Some three or four years ago I drove through the tiny Campeche town of Bécal, where they make straw hats. They call them Panama hats although I understand that true Panama hats are made exclusively in Ecuador. Whatever the case, many Panama-style hats are made in Bécal where the artisans work in caves. Underground humidity keeps jippi plant fibers pliable for weaving.
The man who wove my hat showed me how it could be rolled up and stuffed into a pocket. Upon removal, it popped right back into shape. When it came time to fly home from Cancún, I stuffed my new hat into my luggage, properly rolled as I had been shown. Somehow, being squished into an overpacked bag that in turn sat out in the rain on a luggage cart was more abuse than it was designed for. When I unpacked, the hat had become a shapeless mass.
The other day I discovered the remains of my hat at the bottom of a closet. As I am planning on spending a couple of weeks under the tropical sun in Tulum, I thought I'd see if it could be salvaged. There are at least two shops in San Miguel de Allende that sell both Panama hats and cigars, an unlikely combination. Perhaps one of them would help me out.
A young woman named Maria took my hat upstairs to "iron" it, a prospect that left me nervous. I had hoped that she would block it, not "iron" it, but the shop lacked the necessary forms.
I spent some time admiring the true Ecuadorian Panama hats on sale and drooling over the Cuban cigars. Both the hats and the cigars were expensive; besides my cardiovascular system has endured all it can take from my cigar smoking days, so my shopping was restricted to the window variety.
A half hour later Maria descended with my miraculously restored hat. The woman is an artist. She went outside in search of good light so she could sew the band on, using the fender of a battered pickup truck as a work table.
As she worked, I continued exploring the shop, finally coming upon the holy grail of Panama hats—a Montecristi Superfino. Price: $25,000 pesos.

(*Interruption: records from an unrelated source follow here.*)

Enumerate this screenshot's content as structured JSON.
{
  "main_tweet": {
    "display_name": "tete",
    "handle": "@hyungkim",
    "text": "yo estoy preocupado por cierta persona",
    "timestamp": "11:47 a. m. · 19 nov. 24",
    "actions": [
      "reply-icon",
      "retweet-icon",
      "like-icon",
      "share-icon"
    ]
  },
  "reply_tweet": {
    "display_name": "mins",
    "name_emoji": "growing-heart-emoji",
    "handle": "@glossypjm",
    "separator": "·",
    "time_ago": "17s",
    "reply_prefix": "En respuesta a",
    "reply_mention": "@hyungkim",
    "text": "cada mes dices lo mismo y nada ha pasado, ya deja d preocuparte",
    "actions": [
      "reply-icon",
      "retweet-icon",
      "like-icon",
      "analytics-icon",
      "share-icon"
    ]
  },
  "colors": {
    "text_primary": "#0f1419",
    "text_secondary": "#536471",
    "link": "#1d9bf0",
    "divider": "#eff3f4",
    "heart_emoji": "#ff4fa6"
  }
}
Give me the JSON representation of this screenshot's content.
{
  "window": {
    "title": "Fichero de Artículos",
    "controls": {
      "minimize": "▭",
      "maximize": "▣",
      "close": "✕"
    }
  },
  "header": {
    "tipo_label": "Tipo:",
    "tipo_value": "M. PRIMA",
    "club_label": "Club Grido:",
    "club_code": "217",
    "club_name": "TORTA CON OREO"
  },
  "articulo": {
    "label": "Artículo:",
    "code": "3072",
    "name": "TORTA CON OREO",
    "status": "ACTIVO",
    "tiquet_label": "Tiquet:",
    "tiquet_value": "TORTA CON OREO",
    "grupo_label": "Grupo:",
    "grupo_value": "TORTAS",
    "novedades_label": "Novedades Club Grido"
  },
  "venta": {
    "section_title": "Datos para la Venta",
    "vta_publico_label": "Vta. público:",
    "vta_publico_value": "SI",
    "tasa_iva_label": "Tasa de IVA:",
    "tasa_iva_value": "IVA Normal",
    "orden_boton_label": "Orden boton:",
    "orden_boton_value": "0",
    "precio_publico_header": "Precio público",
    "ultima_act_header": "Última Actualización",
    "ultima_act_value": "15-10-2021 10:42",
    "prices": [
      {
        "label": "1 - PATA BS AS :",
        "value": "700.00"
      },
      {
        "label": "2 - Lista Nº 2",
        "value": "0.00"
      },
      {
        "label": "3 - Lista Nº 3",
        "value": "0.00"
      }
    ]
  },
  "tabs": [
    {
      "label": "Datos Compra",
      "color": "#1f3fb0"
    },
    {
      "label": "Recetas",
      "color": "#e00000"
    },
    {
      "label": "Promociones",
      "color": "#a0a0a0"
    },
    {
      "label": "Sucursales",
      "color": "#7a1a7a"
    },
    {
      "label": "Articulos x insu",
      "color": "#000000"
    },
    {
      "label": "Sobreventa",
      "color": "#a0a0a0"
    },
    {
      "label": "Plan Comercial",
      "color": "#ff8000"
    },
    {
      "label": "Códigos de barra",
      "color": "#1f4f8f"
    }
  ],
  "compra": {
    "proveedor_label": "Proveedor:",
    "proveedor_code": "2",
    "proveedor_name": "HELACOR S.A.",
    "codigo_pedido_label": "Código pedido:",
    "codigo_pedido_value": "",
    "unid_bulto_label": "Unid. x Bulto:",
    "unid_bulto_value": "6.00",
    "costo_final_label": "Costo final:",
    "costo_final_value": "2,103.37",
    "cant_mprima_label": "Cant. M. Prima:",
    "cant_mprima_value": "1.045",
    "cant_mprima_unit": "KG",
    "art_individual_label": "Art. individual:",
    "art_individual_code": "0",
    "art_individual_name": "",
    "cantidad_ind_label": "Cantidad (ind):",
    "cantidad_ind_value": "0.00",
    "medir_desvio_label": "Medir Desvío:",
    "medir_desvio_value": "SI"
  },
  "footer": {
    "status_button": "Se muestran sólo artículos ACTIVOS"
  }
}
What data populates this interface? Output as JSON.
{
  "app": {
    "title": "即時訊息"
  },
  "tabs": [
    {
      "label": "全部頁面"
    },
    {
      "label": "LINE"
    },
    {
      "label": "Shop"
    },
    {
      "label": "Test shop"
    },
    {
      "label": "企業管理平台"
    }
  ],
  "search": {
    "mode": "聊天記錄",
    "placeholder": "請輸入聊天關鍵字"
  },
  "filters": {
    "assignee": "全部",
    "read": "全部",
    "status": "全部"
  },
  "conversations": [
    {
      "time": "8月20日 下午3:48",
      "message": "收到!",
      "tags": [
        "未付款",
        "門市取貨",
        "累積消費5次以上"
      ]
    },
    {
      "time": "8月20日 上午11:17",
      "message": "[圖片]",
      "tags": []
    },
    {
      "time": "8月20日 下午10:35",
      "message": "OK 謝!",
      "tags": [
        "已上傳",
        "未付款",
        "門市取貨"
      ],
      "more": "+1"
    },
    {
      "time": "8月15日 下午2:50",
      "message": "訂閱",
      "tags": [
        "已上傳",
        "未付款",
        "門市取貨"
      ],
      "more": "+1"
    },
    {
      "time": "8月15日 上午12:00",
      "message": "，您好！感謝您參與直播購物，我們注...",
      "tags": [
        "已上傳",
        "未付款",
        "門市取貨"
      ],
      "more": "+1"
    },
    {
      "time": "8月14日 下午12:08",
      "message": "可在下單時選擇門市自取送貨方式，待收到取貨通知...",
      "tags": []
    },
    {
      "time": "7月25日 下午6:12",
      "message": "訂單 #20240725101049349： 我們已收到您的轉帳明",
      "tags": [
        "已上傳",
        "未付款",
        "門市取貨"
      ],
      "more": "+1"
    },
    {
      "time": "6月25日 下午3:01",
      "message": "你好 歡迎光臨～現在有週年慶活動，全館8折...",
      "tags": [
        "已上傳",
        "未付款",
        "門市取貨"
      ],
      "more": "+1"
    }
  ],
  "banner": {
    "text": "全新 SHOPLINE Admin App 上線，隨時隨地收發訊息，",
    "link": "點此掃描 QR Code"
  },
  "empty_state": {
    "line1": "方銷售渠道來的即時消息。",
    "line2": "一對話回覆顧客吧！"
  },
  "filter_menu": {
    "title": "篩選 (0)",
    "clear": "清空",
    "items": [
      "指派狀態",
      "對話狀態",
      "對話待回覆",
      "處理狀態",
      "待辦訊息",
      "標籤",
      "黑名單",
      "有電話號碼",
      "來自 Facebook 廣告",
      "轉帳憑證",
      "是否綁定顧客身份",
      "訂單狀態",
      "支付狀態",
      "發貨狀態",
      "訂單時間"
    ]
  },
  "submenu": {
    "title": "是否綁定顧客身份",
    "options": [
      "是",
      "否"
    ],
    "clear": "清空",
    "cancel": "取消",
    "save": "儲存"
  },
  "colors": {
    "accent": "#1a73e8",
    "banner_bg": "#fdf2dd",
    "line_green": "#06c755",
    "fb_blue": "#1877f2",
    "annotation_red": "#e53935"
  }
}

Maria completed her restoration of my $300 peso Bécal hat. I asked her what I owed her. She said "Lo que quiere" (pay what you like), ensuring that I would pay her generously.